So we drove 400 miles south on Interstate 95, to Charleston, South-Carolina. Enought time to listen to the whole CD 6 times! Needless to say we were half deaf when we arrived, so luckily we stayed a couple of days.
We stopped for waffles along the way and that was the first time we saw this…
I must admit it was kind of strange for us Europeans… We did get 3 free fill-ups of coffee without asking for it, just like in the movies, and thought it was so great! OK I can imagine you had to be there to find it as great as I did but anyway… 🙂
We fell in love with Charleston’s picturesque city center and the plantations nearby, such as Magnolia Plantation with its superb gardens or Boone Hall Plantation with its magnificent Oak Alley. We also saw the reverse side of all this beauty when we visited the slave’s cabins and heard their stories. We were in Charleston for the 4th of July and were really looking forward to participating in all the activities that were planned, but unfortunately they were cancelled because of a big storm… so we went to eat burgers in a super typical diner instead.
Because what’s more American than that?!?
After 4 days in Charleston, it was time to get ‘Georgia on my mind’. We headed to Savannah, and stopped in Beaufort, South-Carolina on the way, to look (oh who am I kidding – stare with our mouths wide open, almost drooling) at the magnificent houses and streets filled with Spanish moss draped live oaks.
From there it was only a 2 hours’ drive to Savannah, another lovely city we adored and where we stayed 1,5 days, just wandering around in the picturesque streets.
Next, it was time for a 700 miles and 1,5 day drive through Georgia, (sweet home) Alabama and Miiiiiiiiiiihiiiiiiississiiiiiippiiiiiii (you’ll be oooon my miiiind) to Baton Rouge, Louisiana.
We only spent the night in Baton Rouge and drove to New Orleans along River Road the next day for a glimpse of the Mississippi river plantations. We visited Nottoway Plantation and Laura Plantation. and had clearly saved the best for last. Nottoway is without any doubt the most beautiful plantation we saw and Laura the most touching one, with the most honest stories about the plantation owners and their slaves. On the way from the plantation to New Orleans, I turned off the radio. There wasn’t a song on my CD good enough to accompany my tears…

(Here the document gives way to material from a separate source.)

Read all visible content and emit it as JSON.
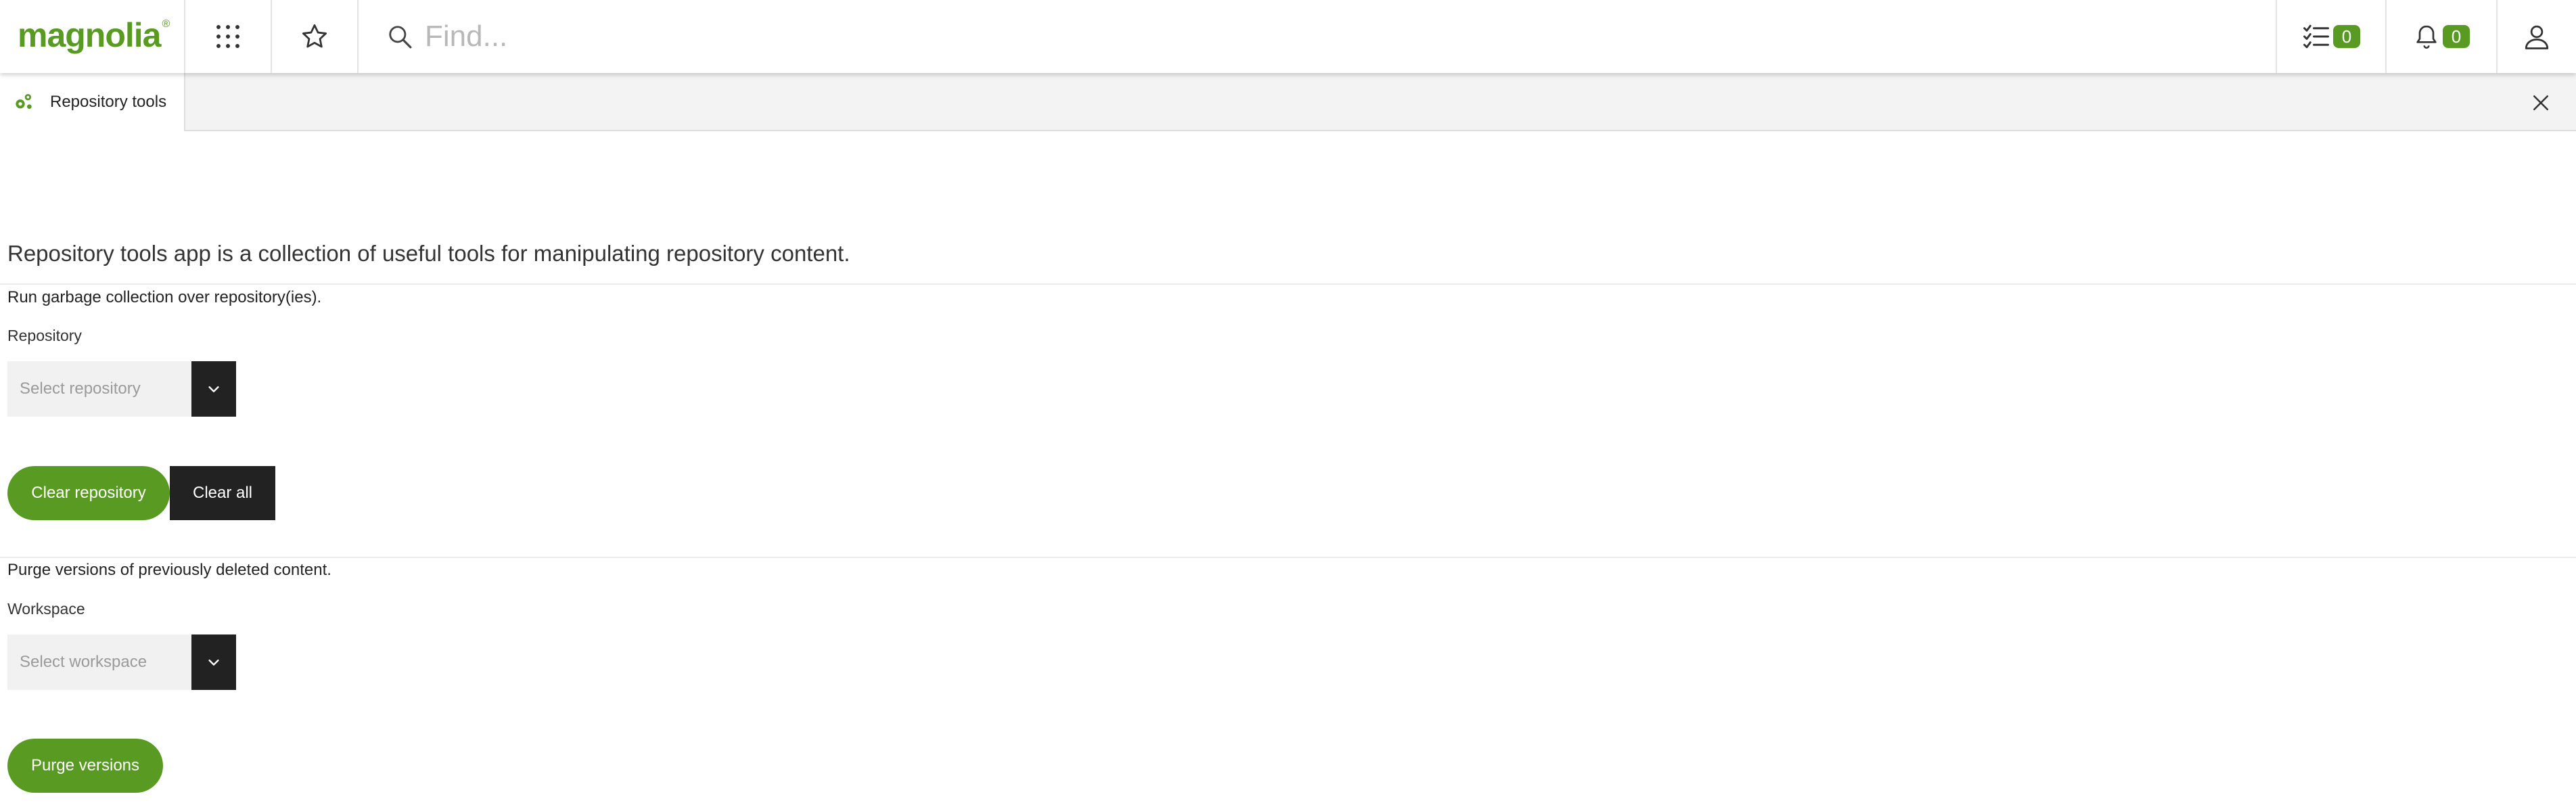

Before bringing back the car and discovering New Orleans, it was time for some ‘big fun on the bayou’, so on the last day of our road trip we did a swamp tour at Honey Island swamp, at about an hour from New Orleans. The mysterious realm of cypress trees rising up out of the muddy water and the alligators luring in the distance have something magical an were a perfect ending of our trip.
Two weeks and 2100 miles after the start of our trip, we arrived in New Orleans, where we dropped off our rental car and stayed another 3 days to visit this extraordinary city. We had such a great time on this road trip. We saw and did plenty of things, the drive itself was fantastic and the people… the people were just soooooo great, warm and kind! We felt welcome everywhere we went! I’ll write a seperate post about this because there’s so much to tell, it definitely deserves its own story!!!
Let me give you some facts and figures about this road trip:
- Distance: 2100 miles
- Duration: 14 days
- 8 different motels
- 7 states crossed: Virginia, North- & South-Carolina, Georgia, Alabama, Mississippi, Louisiana
- Check out this post for my travel budget for this trip (including a week of city tripping in NYC and Washington DC and 3 days in New Orleans)
For the full itinerary of my US-trip, click here. Check out my USA-page for more articles and information about the different destinations I visited and read this post for tips about saving money on rental cars.
If you want to keep on driving some more, go to The Daily Adventure of Me’s Ultimate Road Trip Guide for more road trip inspiration from other travel bloggers.
(More articles about my visits are comming soon, so please come back later if you want to read all about it or subscribe to my newsletter to get updates in your mailbox!)